Dezima Pharma Appoints Seasoned New CEO
6/12/2013 7:31:16 AM
Dezima Pharma Appoints Seasoned New CEO
NAARDEN, The Netherlands--(BUSINESS WIRE)-- Dezima Pharma ('Dezima'), the biotechnology company developing innovative drugs in the field of dyslipidemia, announced today that it has appointed Rob de Ree as its new Chief Executive Officer.
Mr. de Ree has over 20 years of experience in sales & marketing, business development and general management in Pharma and Medtech, including Medtronic, Crucell and the cardiovascular franchise of Byk Gulden. Most recently he held the CEO position at Amsterdam-based cardiovascular monitoring company, BMEYE BV, which was successfully sold to Edwards Lifesciences in 2012 under his leadership. He holds a degree in Pharmacy.
Dezima was founded in 2012 by Prof. John Kastelein, Professor of Medicine at the Department of Vascular Medicine at the Academic Medical Center of the University of Amsterdam, and focuses on the development of novel products to treat dyslipidemic patients suffering from cardiovascular disease. Its lead program involves the development of the CETP inhibitor DEZ-001 (previously TA-8995) which was in-licensed from Mitsubishi Tanabe Pharma Corporation. The Company has recently raised a total of €14.2 million and is fully financed to execute a phase III enabling study in dyslipidemia. This phase II study "TULIP" is scheduled to start in Q3 2013.
Mr. de Ree commented, "The treatment of dyslipidemia requires novel drugs to further improve patient care. Dezima's ambition is to seek new solutions to treat this disease, of which our lead program, DEZ-001, a CETP inhibitor, is a potential best-in-class. This is a great opportunity for me to take on the role of CEO of Dezima and to work with such an experienced team."
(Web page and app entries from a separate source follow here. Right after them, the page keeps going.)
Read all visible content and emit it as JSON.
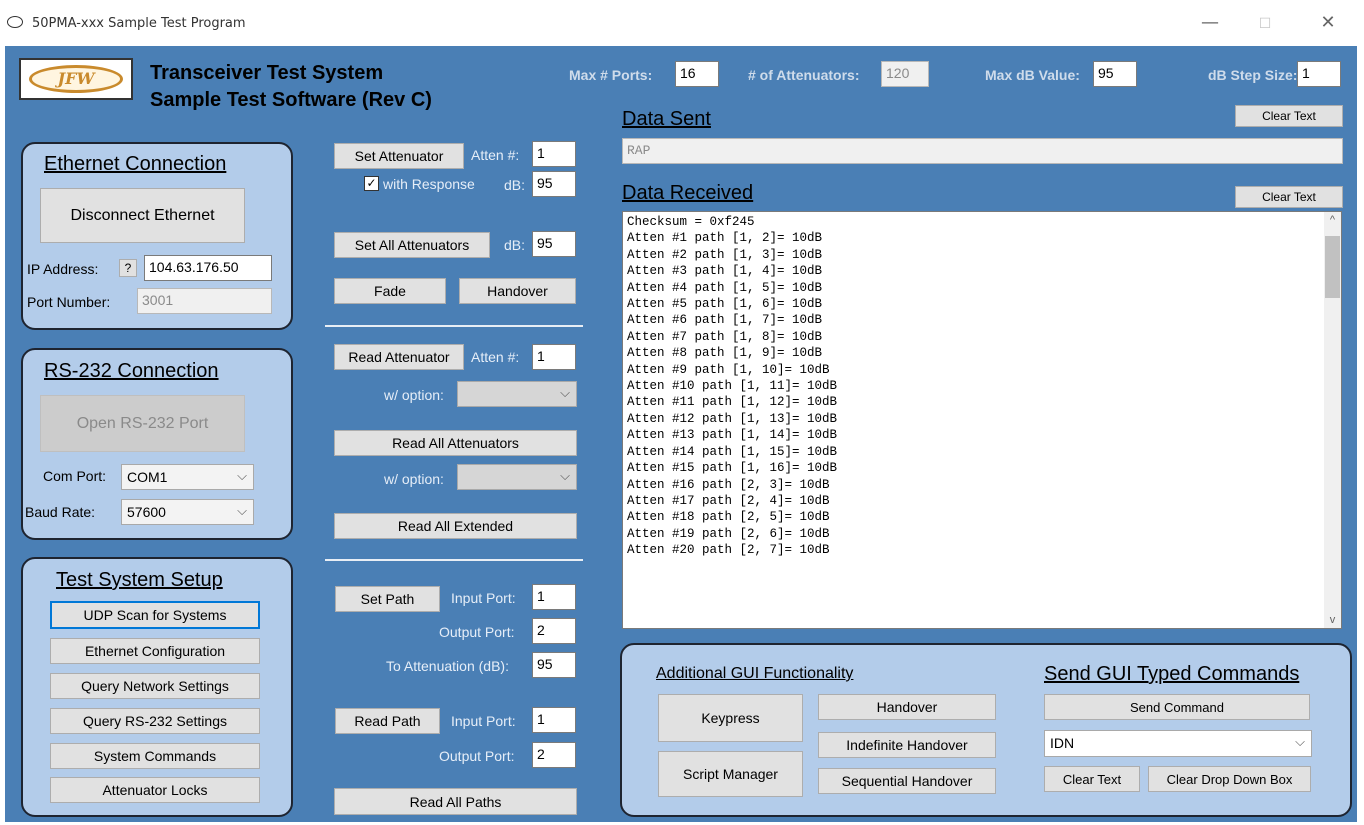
{
  "window": {
    "title": "50PMA-xxx Sample Test Program",
    "controls": {
      "minimize": "—",
      "maximize": "☐",
      "close": "✕"
    }
  },
  "header": {
    "logo_text": "JFW",
    "title_line1": "Transceiver Test System",
    "title_line2": "Sample Test Software (Rev C)",
    "max_ports_label": "Max # Ports:",
    "max_ports_value": "16",
    "num_attenuators_label": "# of Attenuators:",
    "num_attenuators_value": "120",
    "max_db_label": "Max dB Value:",
    "max_db_value": "95",
    "db_step_label": "dB Step Size:",
    "db_step_value": "1"
  },
  "ethernet": {
    "title": "Ethernet Connection",
    "disconnect_label": "Disconnect Ethernet",
    "ip_label": "IP Address:",
    "ip_help": "?",
    "ip_value": "104.63.176.50",
    "port_label": "Port Number:",
    "port_value": "3001"
  },
  "rs232": {
    "title": "RS-232 Connection",
    "open_label": "Open RS-232 Port",
    "com_label": "Com Port:",
    "com_value": "COM1",
    "baud_label": "Baud Rate:",
    "baud_value": "57600"
  },
  "setup": {
    "title": "Test System Setup",
    "buttons": [
      "UDP Scan for Systems",
      "Ethernet Configuration",
      "Query Network Settings",
      "Query RS-232 Settings",
      "System Commands",
      "Attenuator Locks"
    ]
  },
  "controls": {
    "set_attenuator": "Set Attenuator",
    "atten_num_label": "Atten #:",
    "atten_num_value": "1",
    "with_response_check": "✓",
    "with_response_label": "with Response",
    "db_label": "dB:",
    "db_value": "95",
    "set_all_attenuators": "Set All Attenuators",
    "set_all_db_label": "dB:",
    "set_all_db_value": "95",
    "fade": "Fade",
    "handover": "Handover",
    "read_attenuator": "Read Attenuator",
    "read_atten_num_label": "Atten #:",
    "read_atten_num_value": "1",
    "option_label": "w/ option:",
    "read_all_attenuators": "Read All Attenuators",
    "option_label2": "w/ option:",
    "read_all_extended": "Read All Extended",
    "set_path": "Set Path",
    "input_port_label": "Input Port:",
    "input_port_value": "1",
    "output_port_label": "Output Port:",
    "output_port_value": "2",
    "to_attenuation_label": "To Attenuation (dB):",
    "to_attenuation_value": "95",
    "read_path": "Read Path",
    "read_input_port_label": "Input Port:",
    "read_input_port_value": "1",
    "read_output_port_label": "Output Port:",
    "read_output_port_value": "2",
    "read_all_paths": "Read All Paths"
  },
  "data_sent": {
    "title": "Data Sent",
    "clear_label": "Clear Text",
    "value": "RAP"
  },
  "data_received": {
    "title": "Data Received",
    "clear_label": "Clear Text",
    "lines": [
      "Checksum = 0xf245",
      "Atten #1 path [1, 2]= 10dB",
      "Atten #2 path [1, 3]= 10dB",
      "Atten #3 path [1, 4]= 10dB",
      "Atten #4 path [1, 5]= 10dB",
      "Atten #5 path [1, 6]= 10dB",
      "Atten #6 path [1, 7]= 10dB",
      "Atten #7 path [1, 8]= 10dB",
      "Atten #8 path [1, 9]= 10dB",
      "Atten #9 path [1, 10]= 10dB",
      "Atten #10 path [1, 11]= 10dB",
      "Atten #11 path [1, 12]= 10dB",
      "Atten #12 path [1, 13]= 10dB",
      "Atten #13 path [1, 14]= 10dB",
      "Atten #14 path [1, 15]= 10dB",
      "Atten #15 path [1, 16]= 10dB",
      "Atten #16 path [2, 3]= 10dB",
      "Atten #17 path [2, 4]= 10dB",
      "Atten #18 path [2, 5]= 10dB",
      "Atten #19 path [2, 6]= 10dB",
      "Atten #20 path [2, 7]= 10dB"
    ]
  },
  "additional": {
    "title": "Additional GUI Functionality",
    "keypress": "Keypress",
    "script_manager": "Script Manager",
    "handover": "Handover",
    "indefinite_handover": "Indefinite Handover",
    "sequential_handover": "Sequential Handover"
  },
  "typed": {
    "title": "Send GUI Typed Commands",
    "send_command": "Send Command",
    "command_value": "IDN",
    "clear_text": "Clear Text",
    "clear_dropdown": "Clear Drop Down Box"
  }
}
Managing Partner of Forbion and Chairman of Dezima's board, Sander Slootweg added, "Rob brings a wealth of experience to Dezima as he knows the cardiovascular field inside out. Besides his operational strength, Rob will also spearhead our business development activities as we have the only later-stage, unencumbered asset in a commercially attractive field, the evolving CETP space."
Mr. de Ree is taking over from Dezima's interim CEO and General Partner of Forbion Capital Partners, Sander van Deventer, who has stepped down from the role, but will remain closely involved with the Company by joining the Scientific Advisory Board (SAB). The SAB also includes world-leading experts in the dyslipidemia space such as Dr Philip Barter, Professor at The Heart Research Institute, Sydney, Australia, and Dr Bryan Brewer, Senior Research Consultant of Lipoprotein and Atherosclerosis Research at the Medstar Research Institute, Washington DC, USA.
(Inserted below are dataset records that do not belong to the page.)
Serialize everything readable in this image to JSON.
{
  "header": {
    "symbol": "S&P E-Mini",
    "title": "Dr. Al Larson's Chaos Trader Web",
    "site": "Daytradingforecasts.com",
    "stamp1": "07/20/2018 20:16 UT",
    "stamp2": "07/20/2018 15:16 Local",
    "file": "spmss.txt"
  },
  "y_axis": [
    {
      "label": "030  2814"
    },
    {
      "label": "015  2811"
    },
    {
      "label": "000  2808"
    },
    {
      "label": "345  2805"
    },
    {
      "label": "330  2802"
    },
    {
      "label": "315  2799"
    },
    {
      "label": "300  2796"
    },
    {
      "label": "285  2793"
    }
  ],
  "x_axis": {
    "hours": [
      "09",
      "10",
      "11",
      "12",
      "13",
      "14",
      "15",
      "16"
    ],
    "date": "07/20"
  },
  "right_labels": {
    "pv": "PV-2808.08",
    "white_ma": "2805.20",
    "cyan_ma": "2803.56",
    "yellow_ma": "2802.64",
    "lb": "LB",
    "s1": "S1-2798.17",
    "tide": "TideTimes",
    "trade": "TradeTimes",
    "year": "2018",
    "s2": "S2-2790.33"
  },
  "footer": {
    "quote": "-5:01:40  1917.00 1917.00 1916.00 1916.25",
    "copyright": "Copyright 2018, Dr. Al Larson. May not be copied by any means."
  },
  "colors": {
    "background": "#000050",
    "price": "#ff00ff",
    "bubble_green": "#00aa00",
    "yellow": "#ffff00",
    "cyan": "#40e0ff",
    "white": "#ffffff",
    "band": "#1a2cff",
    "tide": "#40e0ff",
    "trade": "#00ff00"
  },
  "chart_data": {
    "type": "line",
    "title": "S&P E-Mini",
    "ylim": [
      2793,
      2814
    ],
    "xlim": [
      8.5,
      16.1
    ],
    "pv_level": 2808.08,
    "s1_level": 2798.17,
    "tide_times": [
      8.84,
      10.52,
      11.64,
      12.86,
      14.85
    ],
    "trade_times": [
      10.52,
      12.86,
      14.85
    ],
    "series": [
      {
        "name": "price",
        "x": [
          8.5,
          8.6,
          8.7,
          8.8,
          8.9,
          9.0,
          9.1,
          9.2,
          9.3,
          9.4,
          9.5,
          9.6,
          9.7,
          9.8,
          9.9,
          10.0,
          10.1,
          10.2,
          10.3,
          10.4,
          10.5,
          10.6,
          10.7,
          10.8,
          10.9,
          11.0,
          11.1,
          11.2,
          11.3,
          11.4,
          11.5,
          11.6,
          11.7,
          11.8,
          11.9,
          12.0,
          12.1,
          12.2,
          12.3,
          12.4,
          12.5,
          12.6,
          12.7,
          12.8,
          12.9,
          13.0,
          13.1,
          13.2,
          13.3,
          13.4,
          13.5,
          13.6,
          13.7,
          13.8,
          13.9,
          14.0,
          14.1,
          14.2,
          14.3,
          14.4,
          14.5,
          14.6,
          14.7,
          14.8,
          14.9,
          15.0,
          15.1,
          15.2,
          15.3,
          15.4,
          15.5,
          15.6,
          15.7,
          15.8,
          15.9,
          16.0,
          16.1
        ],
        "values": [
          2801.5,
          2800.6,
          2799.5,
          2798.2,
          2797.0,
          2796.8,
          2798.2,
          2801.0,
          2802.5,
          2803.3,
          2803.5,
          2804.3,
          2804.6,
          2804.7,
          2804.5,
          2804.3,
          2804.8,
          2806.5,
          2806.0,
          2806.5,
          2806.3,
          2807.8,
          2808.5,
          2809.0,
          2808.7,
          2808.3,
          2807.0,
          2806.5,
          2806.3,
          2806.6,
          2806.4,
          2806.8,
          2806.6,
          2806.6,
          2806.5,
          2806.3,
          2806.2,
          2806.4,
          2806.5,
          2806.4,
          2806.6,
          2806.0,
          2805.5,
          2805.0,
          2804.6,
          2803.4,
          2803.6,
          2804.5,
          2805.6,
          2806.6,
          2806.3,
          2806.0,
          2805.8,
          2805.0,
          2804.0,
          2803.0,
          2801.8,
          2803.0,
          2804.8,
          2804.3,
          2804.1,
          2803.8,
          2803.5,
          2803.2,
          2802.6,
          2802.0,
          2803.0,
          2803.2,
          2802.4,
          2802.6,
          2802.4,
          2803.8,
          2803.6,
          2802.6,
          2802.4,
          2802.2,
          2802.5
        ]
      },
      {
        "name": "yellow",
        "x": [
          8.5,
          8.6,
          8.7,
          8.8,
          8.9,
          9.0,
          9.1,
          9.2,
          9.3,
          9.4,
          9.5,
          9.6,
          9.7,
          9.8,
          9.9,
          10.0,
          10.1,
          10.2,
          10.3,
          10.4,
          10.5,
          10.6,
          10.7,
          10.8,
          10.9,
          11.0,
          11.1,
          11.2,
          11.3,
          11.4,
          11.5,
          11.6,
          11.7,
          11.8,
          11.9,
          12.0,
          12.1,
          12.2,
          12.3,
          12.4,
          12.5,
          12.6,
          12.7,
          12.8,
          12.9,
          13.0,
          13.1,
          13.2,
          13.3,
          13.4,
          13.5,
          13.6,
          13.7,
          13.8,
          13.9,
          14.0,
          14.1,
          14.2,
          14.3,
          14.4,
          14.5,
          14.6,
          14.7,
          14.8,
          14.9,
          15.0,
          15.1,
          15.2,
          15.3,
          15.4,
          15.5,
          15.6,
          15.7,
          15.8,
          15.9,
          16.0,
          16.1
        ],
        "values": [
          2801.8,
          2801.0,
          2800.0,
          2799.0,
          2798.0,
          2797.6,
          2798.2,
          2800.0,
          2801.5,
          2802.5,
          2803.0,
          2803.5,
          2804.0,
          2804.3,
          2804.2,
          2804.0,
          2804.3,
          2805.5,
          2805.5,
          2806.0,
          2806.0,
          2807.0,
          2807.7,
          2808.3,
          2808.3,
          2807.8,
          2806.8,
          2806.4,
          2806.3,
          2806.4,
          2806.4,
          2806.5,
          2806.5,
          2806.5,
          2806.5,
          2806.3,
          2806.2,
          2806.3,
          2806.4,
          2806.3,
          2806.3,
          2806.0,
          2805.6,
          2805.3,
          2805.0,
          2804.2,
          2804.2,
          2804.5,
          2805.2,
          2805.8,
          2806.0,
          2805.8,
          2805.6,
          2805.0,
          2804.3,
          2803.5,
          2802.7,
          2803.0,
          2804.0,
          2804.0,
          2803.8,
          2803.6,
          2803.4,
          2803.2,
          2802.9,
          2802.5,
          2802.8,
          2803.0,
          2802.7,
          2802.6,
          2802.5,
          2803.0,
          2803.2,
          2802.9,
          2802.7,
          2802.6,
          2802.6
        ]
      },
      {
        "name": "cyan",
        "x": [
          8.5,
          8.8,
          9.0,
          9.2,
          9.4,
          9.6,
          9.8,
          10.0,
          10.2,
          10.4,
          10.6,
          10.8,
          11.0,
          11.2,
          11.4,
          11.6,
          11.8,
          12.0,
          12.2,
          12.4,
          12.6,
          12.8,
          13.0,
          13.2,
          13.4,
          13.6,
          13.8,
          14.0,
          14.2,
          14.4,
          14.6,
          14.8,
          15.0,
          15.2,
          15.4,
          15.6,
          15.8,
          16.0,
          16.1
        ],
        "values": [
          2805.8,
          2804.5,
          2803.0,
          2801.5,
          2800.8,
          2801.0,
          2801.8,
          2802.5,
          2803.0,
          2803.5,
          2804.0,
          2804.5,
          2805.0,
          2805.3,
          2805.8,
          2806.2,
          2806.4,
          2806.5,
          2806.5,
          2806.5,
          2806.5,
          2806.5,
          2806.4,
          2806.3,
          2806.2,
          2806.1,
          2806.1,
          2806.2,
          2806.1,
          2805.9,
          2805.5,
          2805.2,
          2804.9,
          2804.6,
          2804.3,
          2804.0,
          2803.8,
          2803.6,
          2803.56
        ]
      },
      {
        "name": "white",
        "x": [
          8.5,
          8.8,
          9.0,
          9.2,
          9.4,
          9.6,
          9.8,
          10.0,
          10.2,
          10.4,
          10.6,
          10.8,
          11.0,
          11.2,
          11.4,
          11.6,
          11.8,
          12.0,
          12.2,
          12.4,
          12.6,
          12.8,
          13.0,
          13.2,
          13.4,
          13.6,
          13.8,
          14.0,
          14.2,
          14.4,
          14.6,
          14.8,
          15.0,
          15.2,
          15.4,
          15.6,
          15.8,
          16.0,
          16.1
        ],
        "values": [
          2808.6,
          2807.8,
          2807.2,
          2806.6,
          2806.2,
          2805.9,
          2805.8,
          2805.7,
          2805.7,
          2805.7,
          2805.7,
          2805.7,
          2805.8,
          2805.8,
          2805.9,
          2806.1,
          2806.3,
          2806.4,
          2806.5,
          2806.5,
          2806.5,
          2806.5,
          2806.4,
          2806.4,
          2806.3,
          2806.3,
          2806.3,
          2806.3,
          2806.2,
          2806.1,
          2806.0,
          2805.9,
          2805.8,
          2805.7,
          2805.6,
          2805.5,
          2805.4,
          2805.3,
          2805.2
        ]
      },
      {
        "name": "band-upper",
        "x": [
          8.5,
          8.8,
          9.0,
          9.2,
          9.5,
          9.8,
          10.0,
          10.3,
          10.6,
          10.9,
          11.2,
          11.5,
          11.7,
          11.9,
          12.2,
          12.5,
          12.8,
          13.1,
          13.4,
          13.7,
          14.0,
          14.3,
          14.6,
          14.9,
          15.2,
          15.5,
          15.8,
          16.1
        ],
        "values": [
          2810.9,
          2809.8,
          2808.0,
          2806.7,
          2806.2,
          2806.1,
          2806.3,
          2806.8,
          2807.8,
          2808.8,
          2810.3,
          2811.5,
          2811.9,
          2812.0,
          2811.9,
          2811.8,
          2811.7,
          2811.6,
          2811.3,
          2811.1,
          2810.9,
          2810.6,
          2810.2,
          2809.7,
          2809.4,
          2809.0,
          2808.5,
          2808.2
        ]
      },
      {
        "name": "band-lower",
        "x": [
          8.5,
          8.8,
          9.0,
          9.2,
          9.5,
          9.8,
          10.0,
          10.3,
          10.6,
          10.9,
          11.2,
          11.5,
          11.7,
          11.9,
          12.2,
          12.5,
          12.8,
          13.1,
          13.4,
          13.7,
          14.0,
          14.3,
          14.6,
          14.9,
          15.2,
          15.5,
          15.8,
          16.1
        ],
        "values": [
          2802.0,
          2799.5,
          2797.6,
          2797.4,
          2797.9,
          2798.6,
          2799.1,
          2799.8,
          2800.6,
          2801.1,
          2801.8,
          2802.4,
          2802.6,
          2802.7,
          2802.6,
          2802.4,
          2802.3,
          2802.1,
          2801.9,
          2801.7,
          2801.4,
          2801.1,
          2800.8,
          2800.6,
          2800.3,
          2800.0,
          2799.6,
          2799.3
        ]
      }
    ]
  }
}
About Dezima Pharma B.V.
Dezima Pharma was founded in 2012 by Prof. John Kastelein, Professor of Medicine at the Department of Vascular Medicine at the Academic Medical Center of the University of Amsterdam, The Netherlands, and financed by Forbion Capital Partners, BioGeneration Ventures and New Science Ventures, to develop novel products to treat dyslipidemic patients suffering from cardiovascular disease (CVD). The company's lead product DEZ-001 (previously TA-8995) has been in-licenced from Mitsubishi Tanabe Pharma Corporation and is a potentially best-in-class CETP inhibitor.
About dyslipidemia and CETP inhibitors
Dyslipidemia is a generally asymptomatic disease in which serum lipid levels deviate from the normal level. It is considered to be a modifiable risk factor for cardiovascular disease due the direct relation with atherosclerosis. The market for dyslipidemic drugs, including statins, fish oils and fibrates, topped $25Bn in 2010. Though current treatment is relatively effective a high unmet need remains: about 60% of treated patients have a considerable chance of experiencing a cardiovascular event, which comes with significant morbidity and mortality.
The Cholesteryl Ester Transfer Protein (CETP) facilitates the transfer of cholesterol from HDL to other lipoproteins including LDL, in exchange for triglycerides. The CETP mediated transfer of cholesterol into LDL particles results into maturation of those LDL particles to more atherogenic LDL particles, which contribute to macrophage foam cell, and eventually plaque formation. Large Mendelian Randomization studies, epidemiological as well as preclinical studies have provided evidence for the notion that CETP activity is inversely related to cardiovascular mortality and reduced activity of CETP by pharmaceutical means or by naturally occurring mutations in the CETP gene results in increased HDL and decreased LDL levels. This provides a rationale for inhibition of CETP activity as a therapeutic intervention in dyslipidemic conditions characterized by either low HDL or high LDL cholesterol.